> Exercise brief
Across the entries below, how many lines include "price"? Give the number and nothing else.
===== Data
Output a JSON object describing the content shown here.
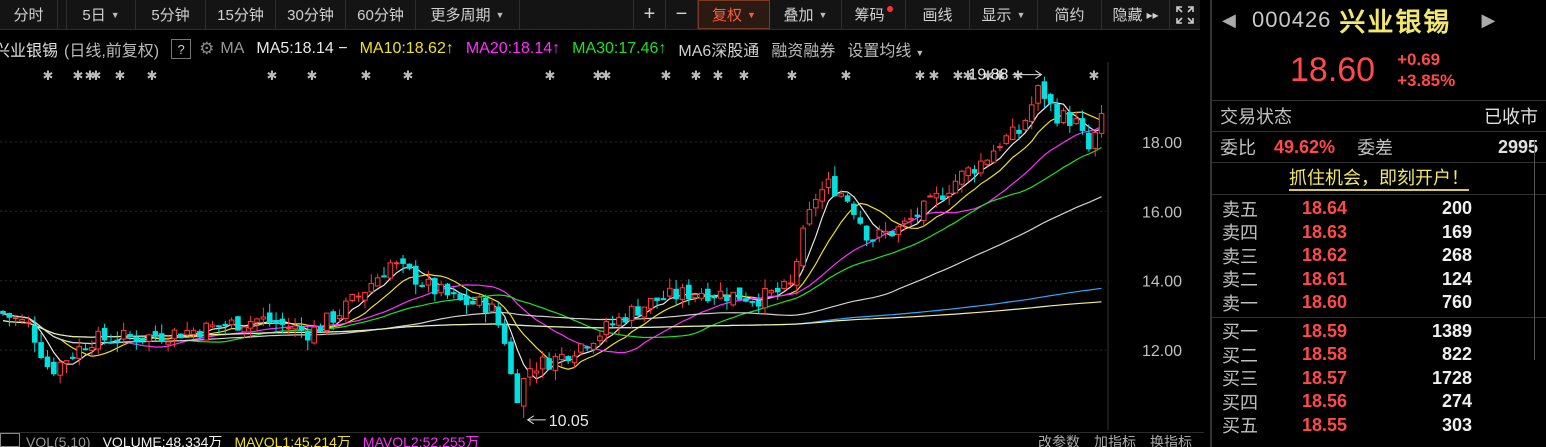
{
  "toolbar": {
    "periods": [
      {
        "label": "分时",
        "caret": false
      },
      {
        "label": "5日",
        "caret": true
      },
      {
        "label": "5分钟",
        "caret": false
      },
      {
        "label": "15分钟",
        "caret": false
      },
      {
        "label": "30分钟",
        "caret": false
      },
      {
        "label": "60分钟",
        "caret": false
      },
      {
        "label": "更多周期",
        "caret": true
      }
    ],
    "zoom_in": "+",
    "zoom_out": "−",
    "fuquan": "复权",
    "diejia": "叠加",
    "chouma": "筹码",
    "huaxian": "画线",
    "xianshi": "显示",
    "jianyue": "简约",
    "yincang": "隐藏"
  },
  "legend": {
    "stock": "兴业银锡",
    "mode": "(日线,前复权)",
    "help": "?",
    "ma": "MA",
    "ma5": "MA5:18.14",
    "ma5_arrow": "−",
    "ma10": "MA10:18.62",
    "ma10_arrow": "↑",
    "ma20": "MA20:18.14",
    "ma20_arrow": "↑",
    "ma30": "MA30:17.46",
    "ma30_arrow": "↑",
    "ma6": "MA6深股通",
    "rzrq": "融资融券",
    "settings": "设置均线"
  },
  "chart_data": {
    "type": "candlestick",
    "y_ticks": [
      "18.00",
      "16.00",
      "14.00",
      "12.00"
    ],
    "ylim": [
      9.7,
      20.3
    ],
    "high_label": "19.88",
    "low_label": "10.05",
    "colors": {
      "up": "#ff3b3b",
      "down": "#00e0e0",
      "ma5": "#e8e8e8",
      "ma10": "#f0e020",
      "ma20": "#ff30ff",
      "ma30": "#20e020",
      "ma60": "#d0d0d0",
      "ma120": "#30a8ff",
      "ma250": "#f0f0a0"
    }
  },
  "volstrip": {
    "vol": "VOL(5,10)",
    "volume": "VOLUME:48.334万",
    "mavol1": "MAVOL1:45.214万",
    "mavol2": "MAVOL2:52.255万",
    "change": "改参数",
    "add": "加指标",
    "swap": "换指标"
  },
  "panel": {
    "code": "000426",
    "name": "兴业银锡",
    "price": "18.60",
    "change": "+0.69",
    "change_pct": "+3.85%",
    "status_label": "交易状态",
    "status_value": "已收市",
    "weibi_label": "委比",
    "weibi_value": "49.62%",
    "weicha_label": "委差",
    "weicha_value": "2995",
    "promo": "抓住机会，即刻开户！",
    "sell": [
      {
        "name": "卖五",
        "price": "18.64",
        "vol": "200"
      },
      {
        "name": "卖四",
        "price": "18.63",
        "vol": "169"
      },
      {
        "name": "卖三",
        "price": "18.62",
        "vol": "268"
      },
      {
        "name": "卖二",
        "price": "18.61",
        "vol": "124"
      },
      {
        "name": "卖一",
        "price": "18.60",
        "vol": "760"
      }
    ],
    "buy": [
      {
        "name": "买一",
        "price": "18.59",
        "vol": "1389"
      },
      {
        "name": "买二",
        "price": "18.58",
        "vol": "822"
      },
      {
        "name": "买三",
        "price": "18.57",
        "vol": "1728"
      },
      {
        "name": "买四",
        "price": "18.56",
        "vol": "274"
      },
      {
        "name": "买五",
        "price": "18.55",
        "vol": "303"
      }
    ]
  }
}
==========
> Exercise output
11